Suspending judgment

If you’re like most people, you’re constantly judging your experience as good, bad, or indifferent and reacting accordingly:
  • “Ooh, I like that. I’m going to try to get more of it.”
  • “I hate that. I’m going to avoid it at all costs.”
  • “That doesn’t do anything for me. I’m not going to pay any attention to it.”
When you meditate, you begin to notice the steady stream of judgments and how they dominate your mind and distort your experience. Instead of indulging this habitual pattern, you can practice witnessing your experience impartially, without judgment. When judgments arise, which they undoubtedly will, you can just be aware of them, while avoiding the temptation to judge them as well. Gradually, the habit of judging will loosen its grip on your mind.

Cat-and-mouse meditation

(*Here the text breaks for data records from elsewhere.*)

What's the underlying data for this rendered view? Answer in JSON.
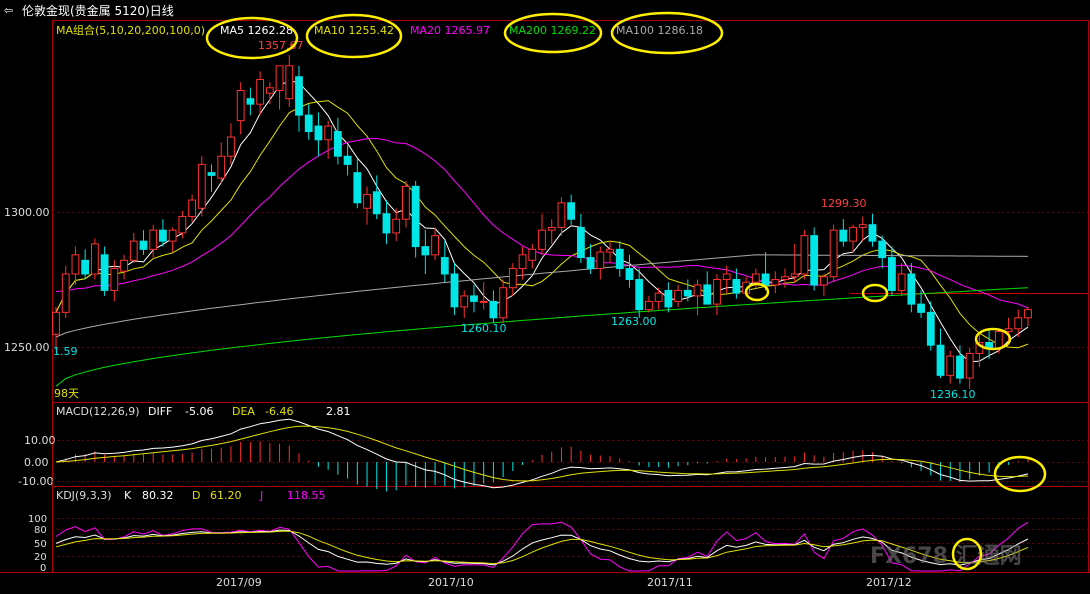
{
  "window": {
    "icon": "back-arrow-icon",
    "title": "伦敦金现(贵金属 5120)日线"
  },
  "legend": [
    {
      "text": "MA组合(5,10,20,200,100,0)",
      "color": "#e0e000"
    },
    {
      "text": "MA5 1262.28",
      "color": "#ffffff"
    },
    {
      "text": "MA10 1255.42",
      "color": "#e0e000"
    },
    {
      "text": "MA20 1265.97",
      "color": "#ff00ff"
    },
    {
      "text": "MA200 1269.22",
      "color": "#00dd00"
    },
    {
      "text": "MA100 1286.18",
      "color": "#aaaaaa"
    }
  ],
  "annotations": [
    {
      "text": "1357.67",
      "color": "#ff4040"
    },
    {
      "text": "1299.30",
      "color": "#ff4040"
    },
    {
      "text": "1260.10",
      "color": "#00e5e5"
    },
    {
      "text": "1263.00",
      "color": "#00e5e5"
    },
    {
      "text": "1236.10",
      "color": "#00e5e5"
    },
    {
      "text": "1.59",
      "color": "#00e5e5"
    },
    {
      "text": "98天",
      "color": "#e0e000"
    }
  ],
  "macd_header": {
    "title": "MACD(12,26,9)",
    "diff_label": "DIFF",
    "diff_value": "-5.06",
    "dea_label": "DEA",
    "dea_value": "-6.46",
    "macd_value": "2.81"
  },
  "kdj_header": {
    "title": "KDJ(9,3,3)",
    "k_label": "K",
    "k_value": "80.32",
    "d_label": "D",
    "d_value": "61.20",
    "j_label": "J",
    "j_value": "118.55"
  },
  "watermark": "FX678 汇通网",
  "chart_data": [
    {
      "type": "candlestick",
      "title": "伦敦金现(贵金属 5120)日线",
      "yticks": [
        "1300.00",
        "1250.00"
      ],
      "ylim": [
        1232,
        1370
      ],
      "xticks": [
        "2017/09",
        "2017/10",
        "2017/11",
        "2017/12"
      ],
      "candles_ohlc": [
        [
          1256,
          1266,
          1250,
          1264
        ],
        [
          1264,
          1281,
          1262,
          1278
        ],
        [
          1278,
          1288,
          1274,
          1285
        ],
        [
          1283,
          1287,
          1276,
          1278
        ],
        [
          1278,
          1291,
          1276,
          1289
        ],
        [
          1285,
          1288,
          1270,
          1272
        ],
        [
          1272,
          1283,
          1268,
          1280
        ],
        [
          1279,
          1285,
          1276,
          1283
        ],
        [
          1283,
          1293,
          1282,
          1290
        ],
        [
          1290,
          1294,
          1285,
          1287
        ],
        [
          1287,
          1296,
          1284,
          1294
        ],
        [
          1294,
          1298,
          1288,
          1290
        ],
        [
          1290,
          1295,
          1286,
          1294
        ],
        [
          1293,
          1301,
          1291,
          1299
        ],
        [
          1299,
          1307,
          1297,
          1305
        ],
        [
          1302,
          1321,
          1299,
          1318
        ],
        [
          1315,
          1318,
          1308,
          1314
        ],
        [
          1313,
          1326,
          1311,
          1321
        ],
        [
          1321,
          1333,
          1318,
          1328
        ],
        [
          1334,
          1348,
          1329,
          1345
        ],
        [
          1342,
          1346,
          1336,
          1340
        ],
        [
          1340,
          1352,
          1336,
          1349
        ],
        [
          1344,
          1348,
          1340,
          1346
        ],
        [
          1345,
          1352,
          1338,
          1354
        ],
        [
          1342,
          1358,
          1339,
          1354
        ],
        [
          1350,
          1354,
          1330,
          1336
        ],
        [
          1336,
          1340,
          1327,
          1330
        ],
        [
          1332,
          1337,
          1321,
          1327
        ],
        [
          1327,
          1334,
          1320,
          1332
        ],
        [
          1330,
          1335,
          1318,
          1321
        ],
        [
          1321,
          1325,
          1314,
          1318
        ],
        [
          1315,
          1320,
          1302,
          1304
        ],
        [
          1302,
          1310,
          1296,
          1307
        ],
        [
          1308,
          1314,
          1298,
          1300
        ],
        [
          1300,
          1305,
          1289,
          1293
        ],
        [
          1293,
          1302,
          1290,
          1298
        ],
        [
          1298,
          1312,
          1295,
          1310
        ],
        [
          1310,
          1312,
          1284,
          1288
        ],
        [
          1288,
          1294,
          1278,
          1285
        ],
        [
          1285,
          1295,
          1283,
          1292
        ],
        [
          1284,
          1290,
          1275,
          1278
        ],
        [
          1278,
          1282,
          1263,
          1266
        ],
        [
          1266,
          1272,
          1262,
          1270
        ],
        [
          1270,
          1274,
          1264,
          1268
        ],
        [
          1268,
          1275,
          1265,
          1268
        ],
        [
          1268,
          1272,
          1260,
          1262
        ],
        [
          1262,
          1276,
          1260,
          1273
        ],
        [
          1273,
          1282,
          1270,
          1280
        ],
        [
          1280,
          1288,
          1276,
          1285
        ],
        [
          1283,
          1289,
          1280,
          1287
        ],
        [
          1287,
          1300,
          1285,
          1294
        ],
        [
          1294,
          1298,
          1289,
          1295
        ],
        [
          1295,
          1306,
          1292,
          1304
        ],
        [
          1304,
          1307,
          1296,
          1298
        ],
        [
          1295,
          1300,
          1282,
          1284
        ],
        [
          1284,
          1289,
          1278,
          1280
        ],
        [
          1280,
          1288,
          1276,
          1286
        ],
        [
          1286,
          1290,
          1282,
          1287
        ],
        [
          1287,
          1290,
          1277,
          1280
        ],
        [
          1280,
          1285,
          1273,
          1276
        ],
        [
          1276,
          1280,
          1262,
          1265
        ],
        [
          1265,
          1270,
          1264,
          1268
        ],
        [
          1268,
          1273,
          1265,
          1271
        ],
        [
          1272,
          1275,
          1264,
          1266
        ],
        [
          1268,
          1274,
          1266,
          1272
        ],
        [
          1272,
          1276,
          1268,
          1270
        ],
        [
          1270,
          1276,
          1263,
          1274
        ],
        [
          1274,
          1279,
          1268,
          1267
        ],
        [
          1267,
          1278,
          1263,
          1276
        ],
        [
          1276,
          1281,
          1271,
          1278
        ],
        [
          1276,
          1280,
          1269,
          1271
        ],
        [
          1271,
          1277,
          1270,
          1275
        ],
        [
          1275,
          1280,
          1273,
          1278
        ],
        [
          1278,
          1286,
          1272,
          1274
        ],
        [
          1274,
          1279,
          1271,
          1276
        ],
        [
          1276,
          1280,
          1273,
          1277
        ],
        [
          1277,
          1289,
          1275,
          1278
        ],
        [
          1278,
          1294,
          1276,
          1292
        ],
        [
          1292,
          1295,
          1272,
          1274
        ],
        [
          1274,
          1278,
          1270,
          1277
        ],
        [
          1277,
          1296,
          1275,
          1294
        ],
        [
          1294,
          1298,
          1288,
          1290
        ],
        [
          1290,
          1296,
          1286,
          1295
        ],
        [
          1295,
          1299,
          1290,
          1296
        ],
        [
          1296,
          1300,
          1288,
          1290
        ],
        [
          1290,
          1292,
          1280,
          1284
        ],
        [
          1284,
          1288,
          1270,
          1272
        ],
        [
          1272,
          1282,
          1270,
          1278
        ],
        [
          1278,
          1282,
          1264,
          1267
        ],
        [
          1267,
          1272,
          1262,
          1264
        ],
        [
          1264,
          1268,
          1250,
          1252
        ],
        [
          1252,
          1258,
          1240,
          1241
        ],
        [
          1241,
          1250,
          1238,
          1248
        ],
        [
          1248,
          1252,
          1238,
          1240
        ],
        [
          1240,
          1251,
          1236,
          1249
        ],
        [
          1249,
          1256,
          1244,
          1253
        ],
        [
          1253,
          1258,
          1247,
          1251
        ],
        [
          1251,
          1258,
          1249,
          1257
        ],
        [
          1257,
          1262,
          1253,
          1258
        ],
        [
          1258,
          1265,
          1255,
          1262
        ],
        [
          1262,
          1266,
          1259,
          1265
        ]
      ],
      "marker_labels": {
        "max": "1357.67",
        "local_high": "1299.30",
        "lows": [
          "1260.10",
          "1263.00",
          "1236.10"
        ]
      },
      "series": [
        {
          "name": "MA5",
          "value": 1262.28,
          "color": "#ffffff"
        },
        {
          "name": "MA10",
          "value": 1255.42,
          "color": "#e0e000"
        },
        {
          "name": "MA20",
          "value": 1265.97,
          "color": "#ff00ff"
        },
        {
          "name": "MA200",
          "value": 1269.22,
          "color": "#00dd00"
        },
        {
          "name": "MA100",
          "value": 1286.18,
          "color": "#aaaaaa"
        }
      ],
      "grid": true
    },
    {
      "type": "line",
      "title": "MACD(12,26,9)",
      "yticks": [
        "10.00",
        "0.00",
        "-10.00"
      ],
      "ylim": [
        -12,
        18
      ],
      "series": [
        {
          "name": "DIFF",
          "last": -5.06,
          "color": "#ffffff"
        },
        {
          "name": "DEA",
          "last": -6.46,
          "color": "#e0e000"
        },
        {
          "name": "MACD",
          "last": 2.81,
          "color": "#ff4040"
        }
      ]
    },
    {
      "type": "line",
      "title": "KDJ(9,3,3)",
      "yticks": [
        "100",
        "80",
        "50",
        "20",
        "0"
      ],
      "ylim": [
        -5,
        125
      ],
      "series": [
        {
          "name": "K",
          "last": 80.32,
          "color": "#ffffff"
        },
        {
          "name": "D",
          "last": 61.2,
          "color": "#e0e000"
        },
        {
          "name": "J",
          "last": 118.55,
          "color": "#ff00ff"
        }
      ]
    }
  ]
}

To learn how to meditate with effortless effort, combining just the right balance of alertness and relaxation, spend some time watching cats. Although they seem so settled and self-contained, cats are acutely aware of what’s going on around them. If they hear the chirp of a bird or see a mouse scurrying across the floor, they can leap up in a heartbeat and pursue their prey at full speed.
As soon as their prey has escaped, however, cats don’t appear to become attached to the memory of what might have been. Instead, they settle down once again and resume their meditation. You would never associate cats with making an effort — they’re simply being themselves wholeheartedly, engrossed in the present moment, open to whatever occurs. Apply this same quality of energy and earnestness to your meditation, and you’ll get the knack in no time.